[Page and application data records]
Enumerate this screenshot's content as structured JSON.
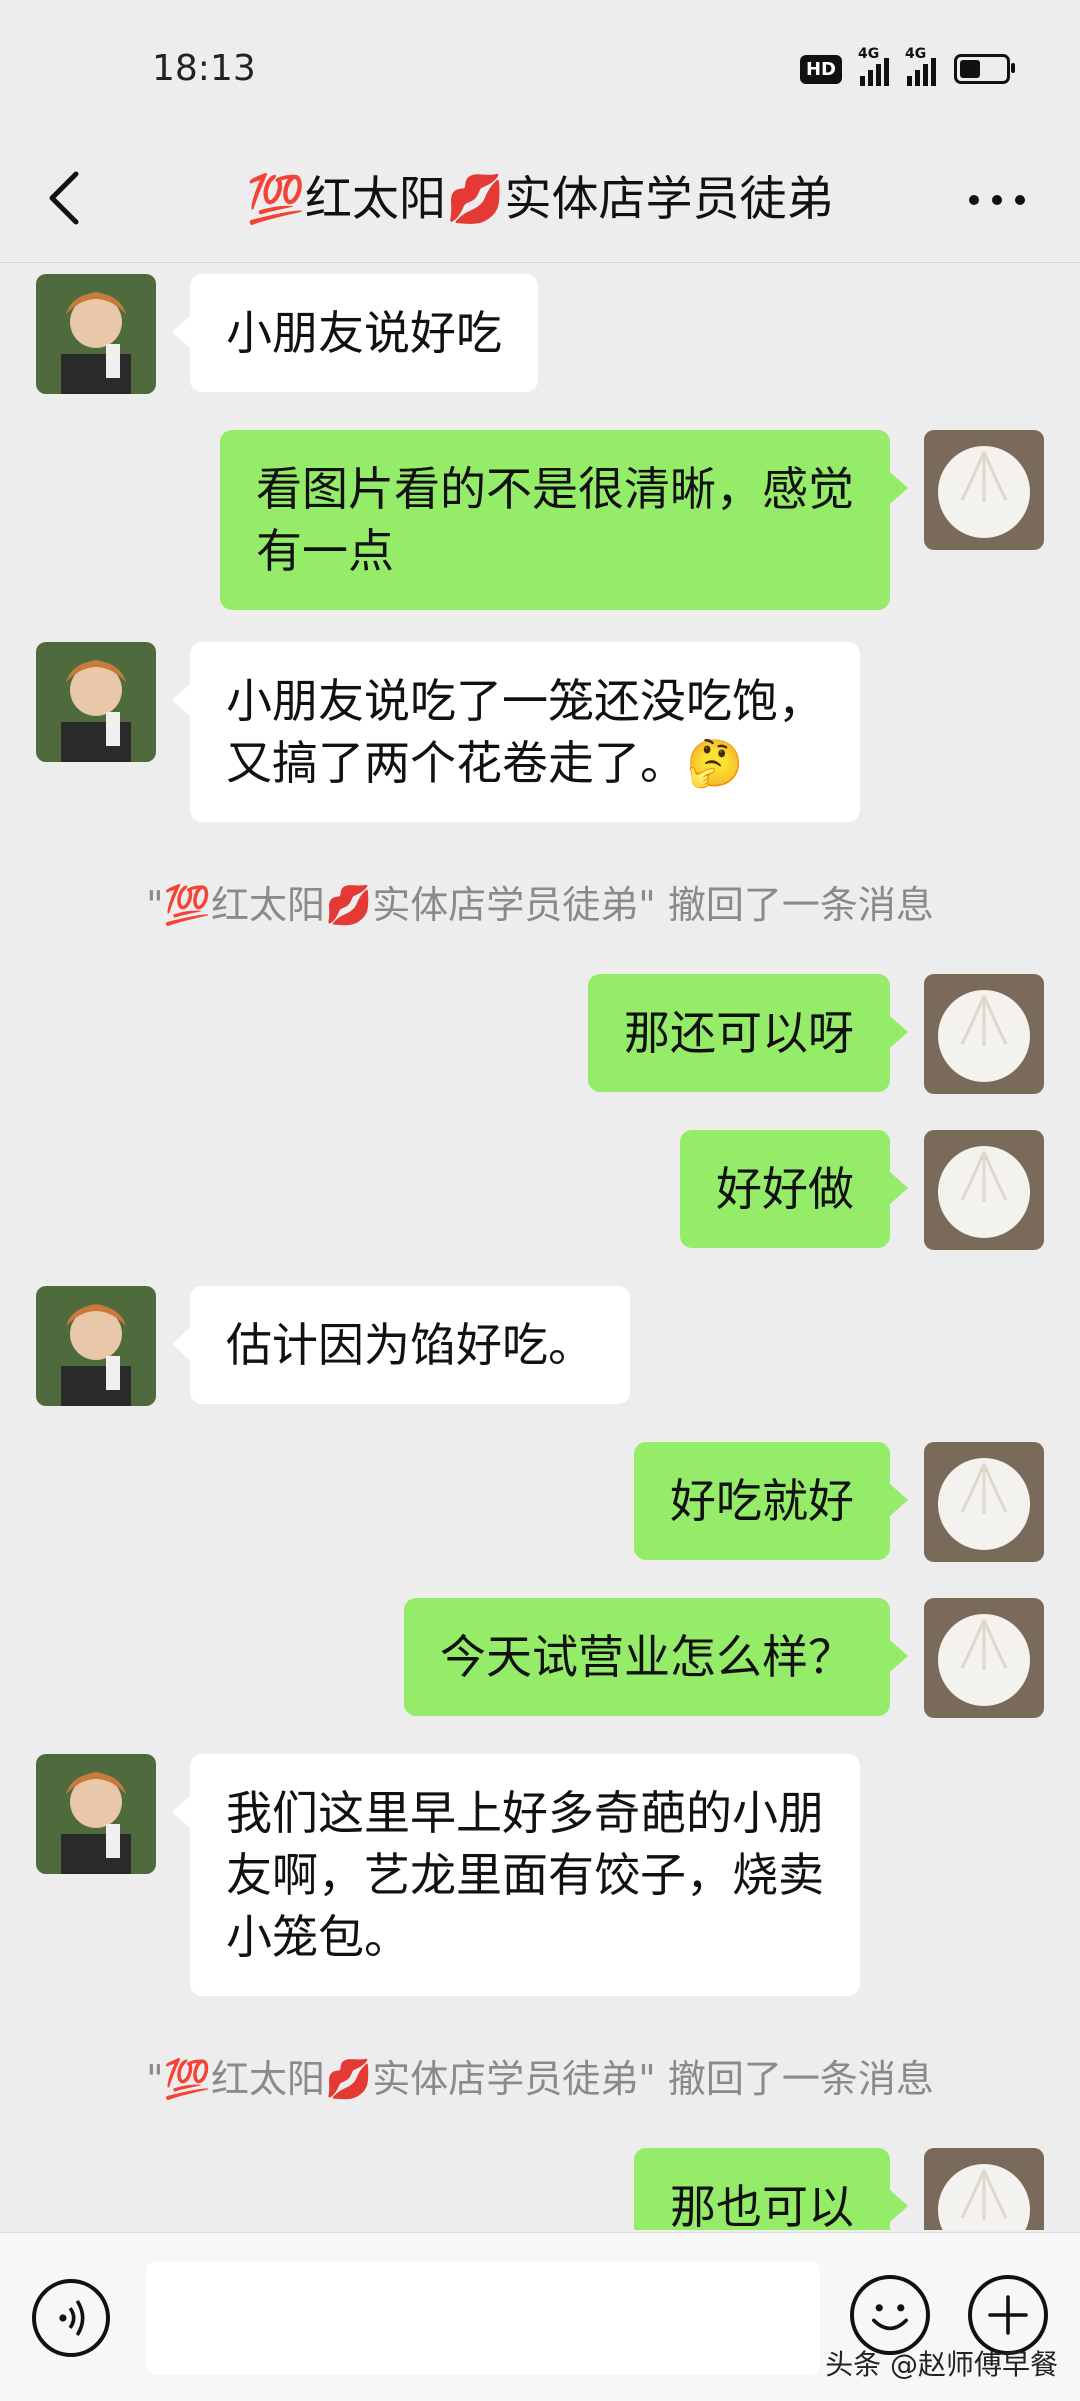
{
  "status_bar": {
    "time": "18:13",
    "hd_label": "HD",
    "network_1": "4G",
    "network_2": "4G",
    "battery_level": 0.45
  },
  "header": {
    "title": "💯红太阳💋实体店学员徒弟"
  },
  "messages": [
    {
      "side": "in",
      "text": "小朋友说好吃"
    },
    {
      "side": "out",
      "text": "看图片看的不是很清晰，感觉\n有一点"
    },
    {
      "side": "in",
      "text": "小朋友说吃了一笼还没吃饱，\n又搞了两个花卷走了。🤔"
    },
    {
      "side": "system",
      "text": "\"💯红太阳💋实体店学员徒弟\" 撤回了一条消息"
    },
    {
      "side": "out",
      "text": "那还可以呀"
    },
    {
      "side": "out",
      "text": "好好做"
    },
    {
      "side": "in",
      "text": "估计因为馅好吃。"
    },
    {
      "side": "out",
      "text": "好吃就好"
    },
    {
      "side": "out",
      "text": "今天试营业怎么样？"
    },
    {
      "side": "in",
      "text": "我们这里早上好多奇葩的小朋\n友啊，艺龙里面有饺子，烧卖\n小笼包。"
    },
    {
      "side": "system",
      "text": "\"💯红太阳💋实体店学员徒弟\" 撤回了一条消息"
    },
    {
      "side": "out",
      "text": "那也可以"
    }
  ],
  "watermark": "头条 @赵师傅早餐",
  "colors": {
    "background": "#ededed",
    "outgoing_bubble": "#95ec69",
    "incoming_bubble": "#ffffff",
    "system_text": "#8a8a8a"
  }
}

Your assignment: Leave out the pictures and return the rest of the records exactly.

Task output:
Enumerate this screenshot's content as structured JSON.
{
  "status_bar": {
    "time": "18:13",
    "hd_label": "HD",
    "network_1": "4G",
    "network_2": "4G",
    "battery_level": 0.45
  },
  "header": {
    "title": "💯红太阳💋实体店学员徒弟"
  },
  "messages": [
    {
      "side": "in",
      "text": "小朋友说好吃"
    },
    {
      "side": "out",
      "text": "看图片看的不是很清晰，感觉\n有一点"
    },
    {
      "side": "in",
      "text": "小朋友说吃了一笼还没吃饱，\n又搞了两个花卷走了。🤔"
    },
    {
      "side": "system",
      "text": "\"💯红太阳💋实体店学员徒弟\" 撤回了一条消息"
    },
    {
      "side": "out",
      "text": "那还可以呀"
    },
    {
      "side": "out",
      "text": "好好做"
    },
    {
      "side": "in",
      "text": "估计因为馅好吃。"
    },
    {
      "side": "out",
      "text": "好吃就好"
    },
    {
      "side": "out",
      "text": "今天试营业怎么样？"
    },
    {
      "side": "in",
      "text": "我们这里早上好多奇葩的小朋\n友啊，艺龙里面有饺子，烧卖\n小笼包。"
    },
    {
      "side": "system",
      "text": "\"💯红太阳💋实体店学员徒弟\" 撤回了一条消息"
    },
    {
      "side": "out",
      "text": "那也可以"
    }
  ],
  "watermark": "头条 @赵师傅早餐",
  "colors": {
    "background": "#ededed",
    "outgoing_bubble": "#95ec69",
    "incoming_bubble": "#ffffff",
    "system_text": "#8a8a8a"
  }
}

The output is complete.